It’s been over a month since I last posted; it feels like forever.
We’re weeks away from moving. I’m doing the hard things now, like getting rid of some favorite furniture and sending my piano off to a friend for “babysitting” until my daughter is in a stable enough living space to house it. I’m not one who is really attached to things, but some things are harder to set aside than others. The kids’ bedrooms are empty; the only things in there are in transition–either leaving for good or moving with us. Our bedroom is pretty bare (and will be extremely bare once the furniture set goes to a new home). Kitchen cabinets are empty except for what we use right now. The storage unit is full. I warned my son that this house will look very empty when he comes home in another week.
I’ve been busy with some new responsibilities with Austin Fit Magazine, helping new editor-at-large and friend Melanie Moore with writing and editing as they transition under her leadership. I love it. It’s tons of fun, extremely stimulating, and something that I hope becomes permanent.
Running…well, I’ve been up and I’ve been down. Over the last month, I progressed to running 3 days a week (once on the road and twice at Lady Bird Lake) for up to four 7-minute intervals. And then, last week, I had a setback. My ankle announced “NO” and I made a trip in to see my wonderful PT, Christine. I thought I’d been reading my body but no, I’d been pushing a bit too hard and ignoring some subtle (well, they were subtle to me) signs that I was doing too much. Signs like achiness and stiffness in the morning, general soreness, and light swelling. (Things that most of us as runners tend to ignore; think of all those runs where the first mile feels like hell and every other mile is great.) My hilly neighborhood road route was too much, even though I was feeling great while running. I got wild and crazy and ran back-to-back two days in one week after I got stuck at home, waiting for a delivery and missed my regular run date–nope, not good at all. My ankle swelled horribly, there was a painful “snap” while walking, and so I’ve been sidelined and put back in the compression sock until Tuesday. And then, regression; I’m back to four 4-minute intervals twice a week.

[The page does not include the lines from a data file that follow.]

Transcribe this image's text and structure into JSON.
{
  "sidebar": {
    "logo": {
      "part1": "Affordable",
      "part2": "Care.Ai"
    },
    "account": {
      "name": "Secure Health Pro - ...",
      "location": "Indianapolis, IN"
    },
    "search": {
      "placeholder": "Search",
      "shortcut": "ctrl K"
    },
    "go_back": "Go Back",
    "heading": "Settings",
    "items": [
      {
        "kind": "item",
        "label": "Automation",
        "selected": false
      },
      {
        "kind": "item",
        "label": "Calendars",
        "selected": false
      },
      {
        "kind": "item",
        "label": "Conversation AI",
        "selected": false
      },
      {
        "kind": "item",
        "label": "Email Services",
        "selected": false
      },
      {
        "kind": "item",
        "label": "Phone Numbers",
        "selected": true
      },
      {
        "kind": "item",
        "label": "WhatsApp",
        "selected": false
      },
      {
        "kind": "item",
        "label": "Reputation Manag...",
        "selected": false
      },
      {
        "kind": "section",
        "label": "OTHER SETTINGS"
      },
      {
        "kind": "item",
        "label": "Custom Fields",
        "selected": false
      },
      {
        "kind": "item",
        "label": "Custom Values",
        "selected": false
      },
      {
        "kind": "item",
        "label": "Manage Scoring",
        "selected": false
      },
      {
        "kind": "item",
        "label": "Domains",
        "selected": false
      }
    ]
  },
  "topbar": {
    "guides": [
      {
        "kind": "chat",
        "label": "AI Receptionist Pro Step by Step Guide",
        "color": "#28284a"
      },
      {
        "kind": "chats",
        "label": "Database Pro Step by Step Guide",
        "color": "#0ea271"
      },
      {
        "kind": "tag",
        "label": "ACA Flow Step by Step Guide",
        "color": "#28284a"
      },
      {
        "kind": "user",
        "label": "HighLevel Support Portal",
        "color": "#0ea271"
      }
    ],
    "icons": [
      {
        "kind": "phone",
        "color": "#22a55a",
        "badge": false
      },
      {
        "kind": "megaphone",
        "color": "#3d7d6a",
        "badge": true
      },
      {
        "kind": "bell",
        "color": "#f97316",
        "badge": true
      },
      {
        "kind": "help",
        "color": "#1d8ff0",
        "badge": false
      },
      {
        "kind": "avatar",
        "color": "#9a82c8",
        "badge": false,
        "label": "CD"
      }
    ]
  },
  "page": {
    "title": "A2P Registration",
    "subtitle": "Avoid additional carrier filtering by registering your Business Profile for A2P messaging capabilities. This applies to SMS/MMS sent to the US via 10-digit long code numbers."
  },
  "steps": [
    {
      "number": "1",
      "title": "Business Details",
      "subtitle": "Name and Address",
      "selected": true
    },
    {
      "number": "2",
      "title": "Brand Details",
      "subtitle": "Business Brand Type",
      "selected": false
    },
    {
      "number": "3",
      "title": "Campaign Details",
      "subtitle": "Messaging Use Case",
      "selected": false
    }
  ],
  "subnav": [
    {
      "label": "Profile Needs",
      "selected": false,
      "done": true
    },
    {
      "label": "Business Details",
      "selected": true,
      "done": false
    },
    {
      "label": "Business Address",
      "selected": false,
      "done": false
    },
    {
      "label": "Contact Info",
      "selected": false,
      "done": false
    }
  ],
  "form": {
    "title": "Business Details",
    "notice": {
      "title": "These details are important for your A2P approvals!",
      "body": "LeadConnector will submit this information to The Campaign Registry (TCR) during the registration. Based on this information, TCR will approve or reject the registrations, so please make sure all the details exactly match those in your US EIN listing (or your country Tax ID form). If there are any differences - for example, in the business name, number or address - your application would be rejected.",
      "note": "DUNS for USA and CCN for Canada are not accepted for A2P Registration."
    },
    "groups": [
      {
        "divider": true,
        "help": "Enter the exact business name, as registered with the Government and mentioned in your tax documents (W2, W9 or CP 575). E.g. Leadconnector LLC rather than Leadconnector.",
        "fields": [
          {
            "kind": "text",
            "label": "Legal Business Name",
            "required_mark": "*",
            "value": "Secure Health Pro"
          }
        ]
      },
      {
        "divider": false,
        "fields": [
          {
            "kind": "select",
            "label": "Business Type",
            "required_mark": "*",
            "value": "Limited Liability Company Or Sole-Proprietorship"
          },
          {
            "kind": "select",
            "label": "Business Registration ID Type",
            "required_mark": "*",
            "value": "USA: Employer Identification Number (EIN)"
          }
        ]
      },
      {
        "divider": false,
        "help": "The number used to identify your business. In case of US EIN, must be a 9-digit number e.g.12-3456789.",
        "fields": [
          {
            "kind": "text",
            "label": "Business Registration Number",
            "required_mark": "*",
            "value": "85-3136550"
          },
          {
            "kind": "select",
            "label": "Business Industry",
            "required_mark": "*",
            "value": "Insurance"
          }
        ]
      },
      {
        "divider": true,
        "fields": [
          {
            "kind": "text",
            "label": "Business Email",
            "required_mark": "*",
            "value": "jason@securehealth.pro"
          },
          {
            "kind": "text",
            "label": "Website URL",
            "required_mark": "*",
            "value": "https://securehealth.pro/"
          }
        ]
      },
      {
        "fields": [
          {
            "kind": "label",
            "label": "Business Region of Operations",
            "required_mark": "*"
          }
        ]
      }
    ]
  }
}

I posted on Facebook recently that recovery is the hardest training I’ve ever done, and I mean it. It’s such a frustrating mental exercise. It’s hard to reconcile what I’m allowed to do with what I want to do with what I used to be able to do with where I want to be in the future. This process is very lengthy, and there are very few “positives” to celebrate along the way because everything feels like less than before I was hurt. And now it looks like there’s not even a very linear progression of improvement to count on. The irony is that I have my setback right after the first week where I began to feel normal, normal in running and schedule and how my body felt. Christine tells me this is good, that it shows we’re pushing the edge of what I can do. Sigh. I can’t wait for the day when it’s my spirit, not my ankle, that determines “the edge.”
I allowed myself 24-hours of pity party (and my walking partner Dr. Stephanie sure got an earful of it), so that’s done. I think I’ll take my bike in for a cleaning and tune-up next week and start hitting the veloway for a little something different. I need a schedule change up, something to do other than aqua jogging and walking on those non-running days. And I’m really looking forward to all the flat, new running routes that will be outside my front door in just 3 weeks.